DATASET =>
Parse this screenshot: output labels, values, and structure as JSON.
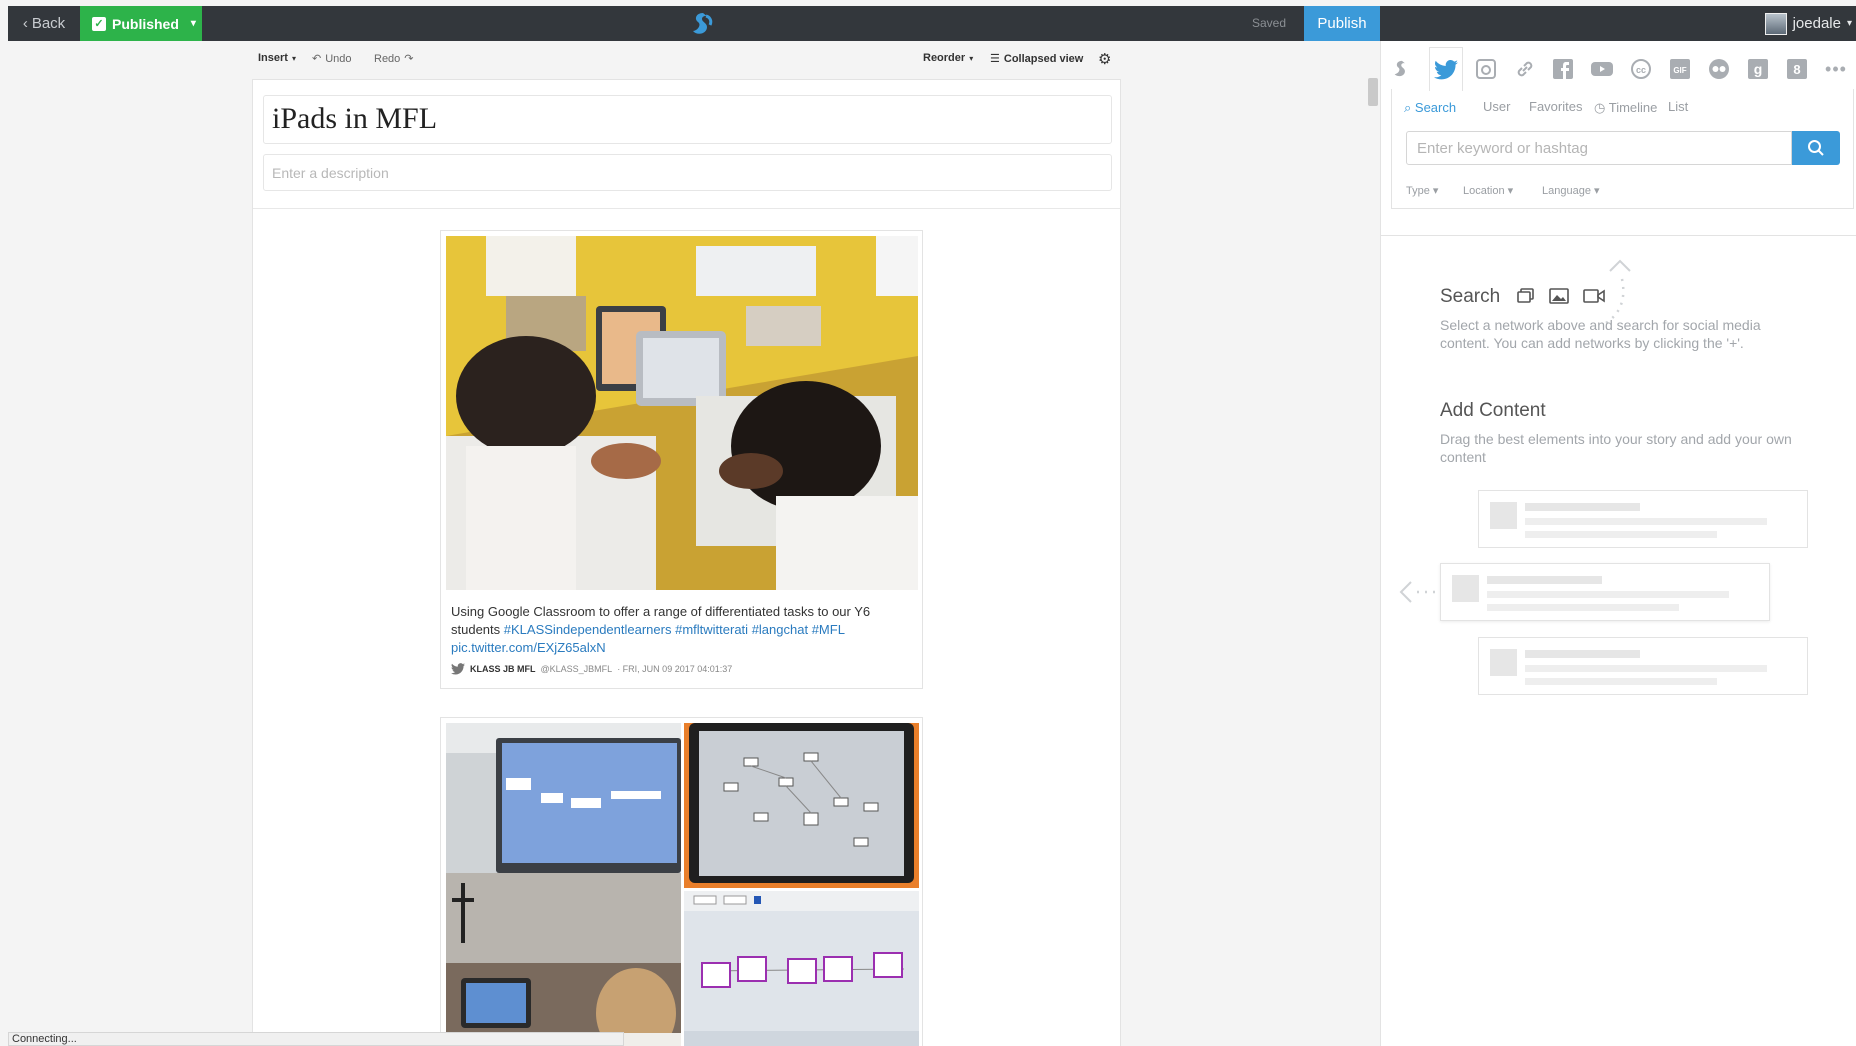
{
  "topbar": {
    "back_label": "Back",
    "published_label": "Published",
    "saved_label": "Saved",
    "publish_label": "Publish",
    "username": "joedale"
  },
  "toolbar": {
    "insert_label": "Insert",
    "undo_label": "Undo",
    "redo_label": "Redo",
    "reorder_label": "Reorder",
    "collapsed_view_label": "Collapsed view"
  },
  "story": {
    "title": "iPads in MFL",
    "description_placeholder": "Enter a description"
  },
  "tweet": {
    "text_plain": "Using Google Classroom to offer a range of differentiated tasks to our Y6 students",
    "hashtags": [
      "#KLASSindependentlearners",
      "#mfltwitterati",
      "#langchat",
      "#MFL"
    ],
    "link": "pic.twitter.com/EXjZ65alxN",
    "author_name": "KLASS JB MFL",
    "author_handle": "@KLASS_JBMFL",
    "timestamp": "· FRI, JUN 09 2017 04:01:37"
  },
  "status_bar": "Connecting...",
  "panel": {
    "networks": [
      "storify-icon",
      "twitter-icon",
      "instagram-icon",
      "link-icon",
      "facebook-icon",
      "youtube-icon",
      "creative-commons-icon",
      "gif-icon",
      "flickr-icon",
      "google-icon",
      "google-plus-icon",
      "more-icon"
    ],
    "subtabs": [
      "Search",
      "User",
      "Favorites",
      "Timeline",
      "List"
    ],
    "search_placeholder": "Enter keyword or hashtag",
    "filters": [
      "Type",
      "Location",
      "Language"
    ],
    "help_search_title": "Search",
    "help_search_text": "Select a network above and search for social media content. You can add networks by clicking the '+'.",
    "help_add_title": "Add Content",
    "help_add_text": "Drag the best elements into your story and add your own content"
  },
  "colors": {
    "accent": "#3b9ad9",
    "published": "#2db34a",
    "topbar": "#33373c",
    "link": "#2a7bbf"
  }
}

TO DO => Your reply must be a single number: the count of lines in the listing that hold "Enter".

EXERCISE RESULT => 2